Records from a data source
============

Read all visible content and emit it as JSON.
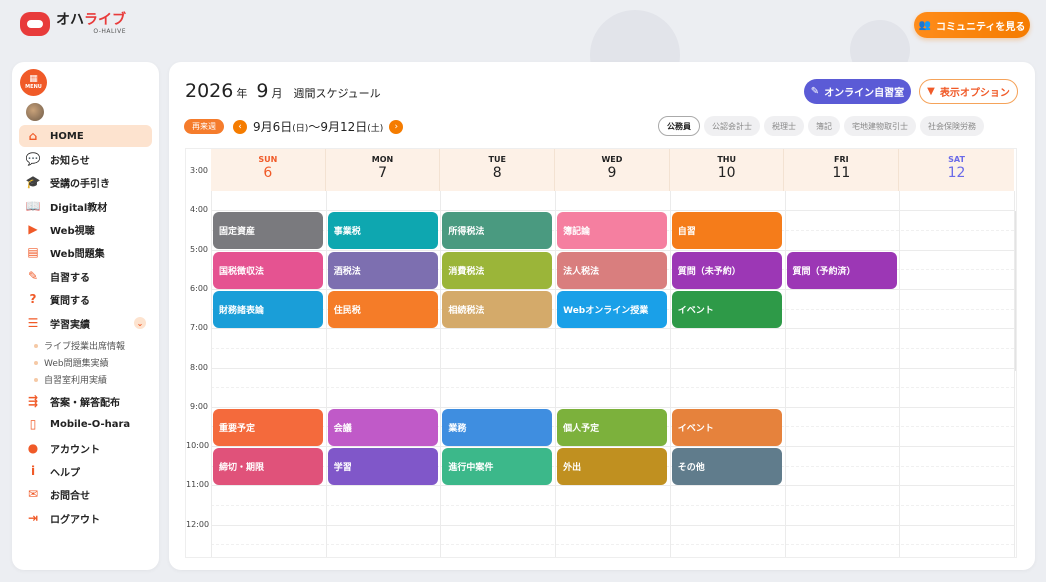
{
  "header": {
    "logo_main": "オハ",
    "logo_accent": "ライブ",
    "logo_sub": "O-HALIVE",
    "community_button": "コミュニティを見る"
  },
  "sidebar": {
    "menu_label": "MENU",
    "items": [
      {
        "label": "HOME",
        "icon": "home-icon",
        "active": true
      },
      {
        "label": "お知らせ",
        "icon": "chat-icon"
      },
      {
        "label": "受講の手引き",
        "icon": "graduation-cap-icon"
      },
      {
        "label": "Digital教材",
        "icon": "book-icon"
      },
      {
        "label": "Web視聴",
        "icon": "play-icon"
      },
      {
        "label": "Web問題集",
        "icon": "document-icon"
      },
      {
        "label": "自習する",
        "icon": "pencil-icon"
      },
      {
        "label": "質問する",
        "icon": "question-icon"
      },
      {
        "label": "学習実績",
        "icon": "list-icon"
      },
      {
        "label": "答案・解答配布",
        "icon": "distribution-icon"
      },
      {
        "label": "Mobile-O-hara",
        "icon": "mobile-icon"
      },
      {
        "label": "アカウント",
        "icon": "account-icon"
      },
      {
        "label": "ヘルプ",
        "icon": "info-icon"
      },
      {
        "label": "お問合せ",
        "icon": "mail-icon"
      },
      {
        "label": "ログアウト",
        "icon": "logout-icon"
      }
    ],
    "subitems": [
      "ライブ授業出席情報",
      "Web問題集実績",
      "自習室利用実績"
    ]
  },
  "main": {
    "year": "2026",
    "year_unit": "年",
    "month": "9",
    "month_unit": "月",
    "schedule_label": "週間スケジュール",
    "online_button": "オンライン自習室",
    "display_button": "表示オプション",
    "next_week": "再来週",
    "range_start": "9月6日",
    "range_start_dow": "(日)",
    "range_sep": "～",
    "range_end": "9月12日",
    "range_end_dow": "(土)",
    "filters": [
      "公務員",
      "公認会計士",
      "税理士",
      "簿記",
      "宅地建物取引士",
      "社会保険労務"
    ]
  },
  "calendar": {
    "days": [
      {
        "name": "SUN",
        "date": "6",
        "color": "#f05a28"
      },
      {
        "name": "MON",
        "date": "7",
        "color": "#222222"
      },
      {
        "name": "TUE",
        "date": "8",
        "color": "#222222"
      },
      {
        "name": "WED",
        "date": "9",
        "color": "#222222"
      },
      {
        "name": "THU",
        "date": "10",
        "color": "#222222"
      },
      {
        "name": "FRI",
        "date": "11",
        "color": "#222222"
      },
      {
        "name": "SAT",
        "date": "12",
        "color": "#6a6ae8"
      }
    ],
    "times": [
      "3:00",
      "4:00",
      "5:00",
      "6:00",
      "7:00",
      "8:00",
      "9:00",
      "10:00",
      "11:00",
      "12:00"
    ],
    "events": [
      {
        "label": "固定資産",
        "day": 0,
        "row": 0,
        "color": "#7a7a7e"
      },
      {
        "label": "事業税",
        "day": 1,
        "row": 0,
        "color": "#0ea7b0"
      },
      {
        "label": "所得税法",
        "day": 2,
        "row": 0,
        "color": "#4a9a80"
      },
      {
        "label": "簿記論",
        "day": 3,
        "row": 0,
        "color": "#f57fa0"
      },
      {
        "label": "自習",
        "day": 4,
        "row": 0,
        "color": "#f57c1a"
      },
      {
        "label": "国税徴収法",
        "day": 0,
        "row": 1,
        "color": "#e55391"
      },
      {
        "label": "酒税法",
        "day": 1,
        "row": 1,
        "color": "#7d6fb0"
      },
      {
        "label": "消費税法",
        "day": 2,
        "row": 1,
        "color": "#9bb539"
      },
      {
        "label": "法人税法",
        "day": 3,
        "row": 1,
        "color": "#d97e7e"
      },
      {
        "label": "質問（未予約）",
        "day": 4,
        "row": 1,
        "color": "#9c37b5"
      },
      {
        "label": "質問（予約済）",
        "day": 5,
        "row": 1,
        "color": "#9c37b5"
      },
      {
        "label": "財務諸表論",
        "day": 0,
        "row": 2,
        "color": "#1a9ed8"
      },
      {
        "label": "住民税",
        "day": 1,
        "row": 2,
        "color": "#f57c28"
      },
      {
        "label": "相続税法",
        "day": 2,
        "row": 2,
        "color": "#d4aa6a"
      },
      {
        "label": "Webオンライン授業",
        "day": 3,
        "row": 2,
        "color": "#1aa0e8"
      },
      {
        "label": "イベント",
        "day": 4,
        "row": 2,
        "color": "#2e9a48"
      },
      {
        "label": "重要予定",
        "day": 0,
        "row": 3,
        "color": "#f46a3c"
      },
      {
        "label": "会議",
        "day": 1,
        "row": 3,
        "color": "#c05ac8"
      },
      {
        "label": "業務",
        "day": 2,
        "row": 3,
        "color": "#3f8ee0"
      },
      {
        "label": "個人予定",
        "day": 3,
        "row": 3,
        "color": "#7cb13c"
      },
      {
        "label": "イベント",
        "day": 4,
        "row": 3,
        "color": "#e6823c"
      },
      {
        "label": "締切・期限",
        "day": 0,
        "row": 4,
        "color": "#e0527a"
      },
      {
        "label": "学習",
        "day": 1,
        "row": 4,
        "color": "#8057c9"
      },
      {
        "label": "進行中案件",
        "day": 2,
        "row": 4,
        "color": "#3cb88a"
      },
      {
        "label": "外出",
        "day": 3,
        "row": 4,
        "color": "#c09020"
      },
      {
        "label": "その他",
        "day": 4,
        "row": 4,
        "color": "#607c8c"
      }
    ]
  }
}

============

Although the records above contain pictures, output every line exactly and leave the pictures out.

■ Exercise response
Read all visible content and emit it as JSON.
{
  "header": {
    "logo_main": "オハ",
    "logo_accent": "ライブ",
    "logo_sub": "O-HALIVE",
    "community_button": "コミュニティを見る"
  },
  "sidebar": {
    "menu_label": "MENU",
    "items": [
      {
        "label": "HOME",
        "icon": "home-icon",
        "active": true
      },
      {
        "label": "お知らせ",
        "icon": "chat-icon"
      },
      {
        "label": "受講の手引き",
        "icon": "graduation-cap-icon"
      },
      {
        "label": "Digital教材",
        "icon": "book-icon"
      },
      {
        "label": "Web視聴",
        "icon": "play-icon"
      },
      {
        "label": "Web問題集",
        "icon": "document-icon"
      },
      {
        "label": "自習する",
        "icon": "pencil-icon"
      },
      {
        "label": "質問する",
        "icon": "question-icon"
      },
      {
        "label": "学習実績",
        "icon": "list-icon"
      },
      {
        "label": "答案・解答配布",
        "icon": "distribution-icon"
      },
      {
        "label": "Mobile-O-hara",
        "icon": "mobile-icon"
      },
      {
        "label": "アカウント",
        "icon": "account-icon"
      },
      {
        "label": "ヘルプ",
        "icon": "info-icon"
      },
      {
        "label": "お問合せ",
        "icon": "mail-icon"
      },
      {
        "label": "ログアウト",
        "icon": "logout-icon"
      }
    ],
    "subitems": [
      "ライブ授業出席情報",
      "Web問題集実績",
      "自習室利用実績"
    ]
  },
  "main": {
    "year": "2026",
    "year_unit": "年",
    "month": "9",
    "month_unit": "月",
    "schedule_label": "週間スケジュール",
    "online_button": "オンライン自習室",
    "display_button": "表示オプション",
    "next_week": "再来週",
    "range_start": "9月6日",
    "range_start_dow": "(日)",
    "range_sep": "～",
    "range_end": "9月12日",
    "range_end_dow": "(土)",
    "filters": [
      "公務員",
      "公認会計士",
      "税理士",
      "簿記",
      "宅地建物取引士",
      "社会保険労務"
    ]
  },
  "calendar": {
    "days": [
      {
        "name": "SUN",
        "date": "6",
        "color": "#f05a28"
      },
      {
        "name": "MON",
        "date": "7",
        "color": "#222222"
      },
      {
        "name": "TUE",
        "date": "8",
        "color": "#222222"
      },
      {
        "name": "WED",
        "date": "9",
        "color": "#222222"
      },
      {
        "name": "THU",
        "date": "10",
        "color": "#222222"
      },
      {
        "name": "FRI",
        "date": "11",
        "color": "#222222"
      },
      {
        "name": "SAT",
        "date": "12",
        "color": "#6a6ae8"
      }
    ],
    "times": [
      "3:00",
      "4:00",
      "5:00",
      "6:00",
      "7:00",
      "8:00",
      "9:00",
      "10:00",
      "11:00",
      "12:00"
    ],
    "events": [
      {
        "label": "固定資産",
        "day": 0,
        "row": 0,
        "color": "#7a7a7e"
      },
      {
        "label": "事業税",
        "day": 1,
        "row": 0,
        "color": "#0ea7b0"
      },
      {
        "label": "所得税法",
        "day": 2,
        "row": 0,
        "color": "#4a9a80"
      },
      {
        "label": "簿記論",
        "day": 3,
        "row": 0,
        "color": "#f57fa0"
      },
      {
        "label": "自習",
        "day": 4,
        "row": 0,
        "color": "#f57c1a"
      },
      {
        "label": "国税徴収法",
        "day": 0,
        "row": 1,
        "color": "#e55391"
      },
      {
        "label": "酒税法",
        "day": 1,
        "row": 1,
        "color": "#7d6fb0"
      },
      {
        "label": "消費税法",
        "day": 2,
        "row": 1,
        "color": "#9bb539"
      },
      {
        "label": "法人税法",
        "day": 3,
        "row": 1,
        "color": "#d97e7e"
      },
      {
        "label": "質問（未予約）",
        "day": 4,
        "row": 1,
        "color": "#9c37b5"
      },
      {
        "label": "質問（予約済）",
        "day": 5,
        "row": 1,
        "color": "#9c37b5"
      },
      {
        "label": "財務諸表論",
        "day": 0,
        "row": 2,
        "color": "#1a9ed8"
      },
      {
        "label": "住民税",
        "day": 1,
        "row": 2,
        "color": "#f57c28"
      },
      {
        "label": "相続税法",
        "day": 2,
        "row": 2,
        "color": "#d4aa6a"
      },
      {
        "label": "Webオンライン授業",
        "day": 3,
        "row": 2,
        "color": "#1aa0e8"
      },
      {
        "label": "イベント",
        "day": 4,
        "row": 2,
        "color": "#2e9a48"
      },
      {
        "label": "重要予定",
        "day": 0,
        "row": 3,
        "color": "#f46a3c"
      },
      {
        "label": "会議",
        "day": 1,
        "row": 3,
        "color": "#c05ac8"
      },
      {
        "label": "業務",
        "day": 2,
        "row": 3,
        "color": "#3f8ee0"
      },
      {
        "label": "個人予定",
        "day": 3,
        "row": 3,
        "color": "#7cb13c"
      },
      {
        "label": "イベント",
        "day": 4,
        "row": 3,
        "color": "#e6823c"
      },
      {
        "label": "締切・期限",
        "day": 0,
        "row": 4,
        "color": "#e0527a"
      },
      {
        "label": "学習",
        "day": 1,
        "row": 4,
        "color": "#8057c9"
      },
      {
        "label": "進行中案件",
        "day": 2,
        "row": 4,
        "color": "#3cb88a"
      },
      {
        "label": "外出",
        "day": 3,
        "row": 4,
        "color": "#c09020"
      },
      {
        "label": "その他",
        "day": 4,
        "row": 4,
        "color": "#607c8c"
      }
    ]
  }
}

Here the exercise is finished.